- Opening Delimiter -
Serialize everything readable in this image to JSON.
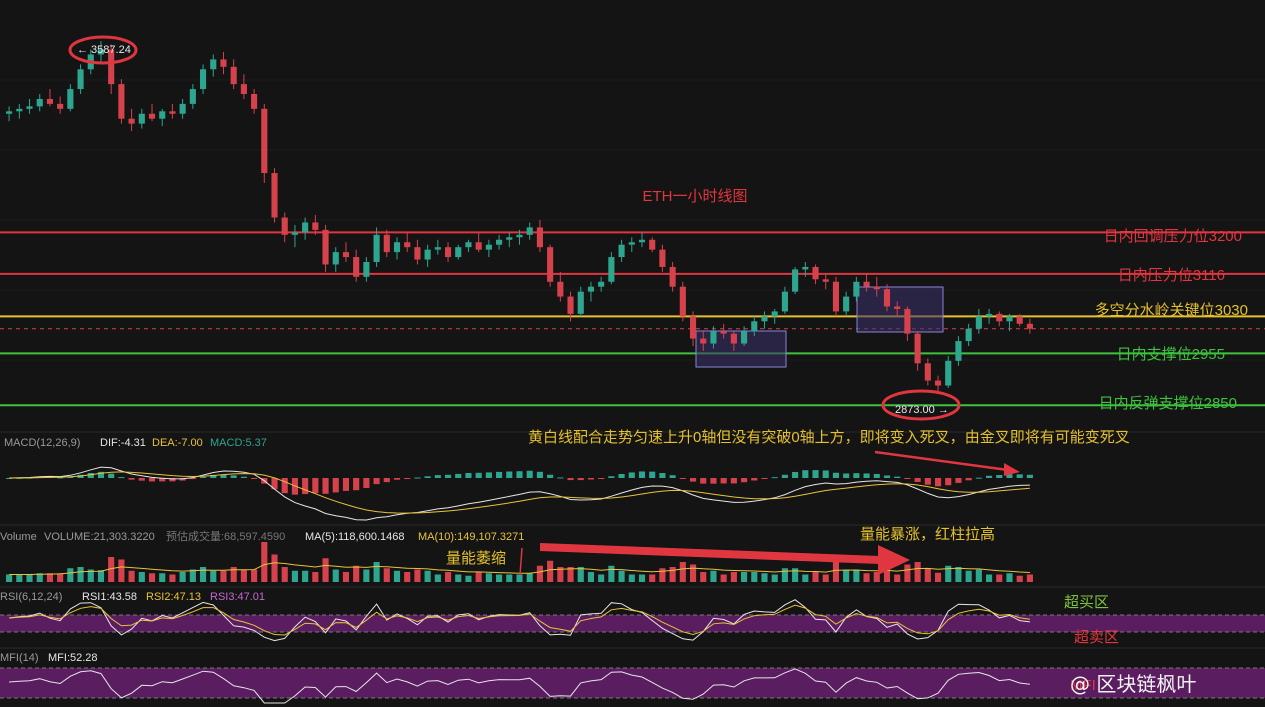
{
  "chart_data": {
    "type": "candlestick",
    "title": "ETH一小时线图",
    "price_range": [
      2800,
      3650
    ],
    "ohlc": [
      [
        3440,
        3455,
        3425,
        3445
      ],
      [
        3445,
        3460,
        3430,
        3450
      ],
      [
        3450,
        3470,
        3440,
        3455
      ],
      [
        3455,
        3480,
        3445,
        3470
      ],
      [
        3470,
        3490,
        3455,
        3460
      ],
      [
        3460,
        3475,
        3440,
        3450
      ],
      [
        3450,
        3500,
        3445,
        3490
      ],
      [
        3490,
        3540,
        3480,
        3530
      ],
      [
        3530,
        3570,
        3520,
        3560
      ],
      [
        3560,
        3587.24,
        3540,
        3570
      ],
      [
        3570,
        3580,
        3480,
        3500
      ],
      [
        3500,
        3510,
        3420,
        3430
      ],
      [
        3430,
        3450,
        3405,
        3420
      ],
      [
        3420,
        3450,
        3410,
        3440
      ],
      [
        3440,
        3460,
        3425,
        3430
      ],
      [
        3430,
        3450,
        3415,
        3445
      ],
      [
        3445,
        3460,
        3430,
        3440
      ],
      [
        3440,
        3470,
        3430,
        3460
      ],
      [
        3460,
        3500,
        3450,
        3490
      ],
      [
        3490,
        3540,
        3480,
        3530
      ],
      [
        3530,
        3560,
        3515,
        3550
      ],
      [
        3550,
        3565,
        3520,
        3535
      ],
      [
        3535,
        3550,
        3490,
        3500
      ],
      [
        3500,
        3520,
        3470,
        3480
      ],
      [
        3480,
        3490,
        3440,
        3450
      ],
      [
        3450,
        3460,
        3300,
        3320
      ],
      [
        3320,
        3330,
        3220,
        3230
      ],
      [
        3230,
        3240,
        3180,
        3195
      ],
      [
        3195,
        3215,
        3170,
        3200
      ],
      [
        3200,
        3230,
        3185,
        3220
      ],
      [
        3220,
        3235,
        3195,
        3205
      ],
      [
        3205,
        3215,
        3120,
        3135
      ],
      [
        3135,
        3170,
        3120,
        3160
      ],
      [
        3160,
        3180,
        3140,
        3150
      ],
      [
        3150,
        3165,
        3100,
        3110
      ],
      [
        3110,
        3150,
        3100,
        3140
      ],
      [
        3140,
        3210,
        3130,
        3195
      ],
      [
        3195,
        3205,
        3150,
        3160
      ],
      [
        3160,
        3190,
        3145,
        3180
      ],
      [
        3180,
        3200,
        3160,
        3170
      ],
      [
        3170,
        3185,
        3135,
        3145
      ],
      [
        3145,
        3175,
        3130,
        3165
      ],
      [
        3165,
        3185,
        3155,
        3170
      ],
      [
        3170,
        3180,
        3140,
        3150
      ],
      [
        3150,
        3175,
        3145,
        3170
      ],
      [
        3170,
        3185,
        3160,
        3180
      ],
      [
        3180,
        3200,
        3160,
        3165
      ],
      [
        3165,
        3185,
        3150,
        3175
      ],
      [
        3175,
        3195,
        3165,
        3185
      ],
      [
        3185,
        3200,
        3170,
        3190
      ],
      [
        3190,
        3205,
        3175,
        3195
      ],
      [
        3195,
        3220,
        3185,
        3210
      ],
      [
        3210,
        3225,
        3160,
        3170
      ],
      [
        3170,
        3175,
        3090,
        3100
      ],
      [
        3100,
        3120,
        3060,
        3070
      ],
      [
        3070,
        3080,
        3020,
        3035
      ],
      [
        3035,
        3090,
        3030,
        3080
      ],
      [
        3080,
        3100,
        3060,
        3090
      ],
      [
        3090,
        3110,
        3080,
        3100
      ],
      [
        3100,
        3160,
        3095,
        3150
      ],
      [
        3150,
        3185,
        3140,
        3175
      ],
      [
        3175,
        3190,
        3160,
        3180
      ],
      [
        3180,
        3200,
        3170,
        3185
      ],
      [
        3185,
        3190,
        3160,
        3165
      ],
      [
        3165,
        3175,
        3120,
        3130
      ],
      [
        3130,
        3140,
        3080,
        3090
      ],
      [
        3090,
        3100,
        3020,
        3030
      ],
      [
        3030,
        3040,
        2970,
        2985
      ],
      [
        2985,
        3000,
        2960,
        2975
      ],
      [
        2975,
        3010,
        2965,
        3000
      ],
      [
        3000,
        3015,
        2985,
        2995
      ],
      [
        2995,
        3000,
        2960,
        2975
      ],
      [
        2975,
        3010,
        2970,
        3000
      ],
      [
        3000,
        3030,
        2990,
        3020
      ],
      [
        3020,
        3040,
        3005,
        3030
      ],
      [
        3030,
        3045,
        3015,
        3040
      ],
      [
        3040,
        3090,
        3035,
        3080
      ],
      [
        3080,
        3130,
        3075,
        3125
      ],
      [
        3125,
        3140,
        3110,
        3130
      ],
      [
        3130,
        3135,
        3095,
        3105
      ],
      [
        3105,
        3115,
        3085,
        3100
      ],
      [
        3100,
        3110,
        3030,
        3040
      ],
      [
        3040,
        3080,
        3030,
        3070
      ],
      [
        3070,
        3110,
        3060,
        3100
      ],
      [
        3100,
        3115,
        3080,
        3090
      ],
      [
        3090,
        3110,
        3070,
        3085
      ],
      [
        3085,
        3095,
        3040,
        3050
      ],
      [
        3050,
        3060,
        3030,
        3045
      ],
      [
        3045,
        3050,
        2980,
        2995
      ],
      [
        2995,
        3000,
        2920,
        2935
      ],
      [
        2935,
        2945,
        2890,
        2900
      ],
      [
        2900,
        2910,
        2873,
        2890
      ],
      [
        2890,
        2950,
        2885,
        2940
      ],
      [
        2940,
        2990,
        2930,
        2980
      ],
      [
        2980,
        3015,
        2970,
        3005
      ],
      [
        3005,
        3045,
        2995,
        3030
      ],
      [
        3030,
        3045,
        3015,
        3035
      ],
      [
        3035,
        3040,
        3010,
        3020
      ],
      [
        3020,
        3035,
        3000,
        3030
      ],
      [
        3030,
        3035,
        3010,
        3015
      ],
      [
        3015,
        3025,
        2995,
        3005
      ]
    ],
    "annotations": {
      "high": "← 3587.24",
      "low": "2873.00 →",
      "box_left": "2873.00",
      "callout_macd": "黄白线配合走势匀速上升0轴但没有突破0轴上方，即将变入死叉，由金叉即将有可能变死叉",
      "callout_vol_low": "量能萎缩",
      "callout_vol_high": "量能暴涨，红柱拉高",
      "overbought": "超买区",
      "oversold": "超卖区"
    },
    "levels": [
      {
        "label": "日内回调压力位3200",
        "value": 3200,
        "color": "#e0363f"
      },
      {
        "label": "日内压力位3116",
        "value": 3116,
        "color": "#e0363f"
      },
      {
        "label": "多空分水岭关键位3030",
        "value": 3030,
        "color": "#e5c12e"
      },
      {
        "label": "日内支撑位2955",
        "value": 2955,
        "color": "#3ec23e"
      },
      {
        "label": "日内反弹支撑位2850",
        "value": 2850,
        "color": "#3ec23e"
      }
    ],
    "macd": {
      "header": "MACD(12,26,9)",
      "dif": "DIF:-4.31",
      "dea": "DEA:-7.00",
      "macd": "MACD:5.37"
    },
    "volume": {
      "header": "Volume",
      "vol": "VOLUME:21,303.3220",
      "pred": "预估成交量:68,597.4590",
      "ma5": "MA(5):118,600.1468",
      "ma10": "MA(10):149,107.3271"
    },
    "rsi": {
      "header": "RSI(6,12,24)",
      "rsi1": "RSI1:43.58",
      "rsi2": "RSI2:47.13",
      "rsi3": "RSI3:47.01"
    },
    "mfi": {
      "header": "MFI(14)",
      "mfi": "MFI:52.28",
      "mfi_label": "MFI"
    }
  },
  "colors": {
    "up": "#2ea58f",
    "down": "#d6424c",
    "macd_line": "#e6e6e6",
    "signal_line": "#e8c33a",
    "purple": "#5a1d60"
  },
  "watermark": "@ 区块链枫叶"
}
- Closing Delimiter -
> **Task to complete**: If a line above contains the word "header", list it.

> **Reply to the exercise**:
      "header": "MACD(12,26,9)",
      "header": "Volume",
      "header": "RSI(6,12,24)",
      "header": "MFI(14)",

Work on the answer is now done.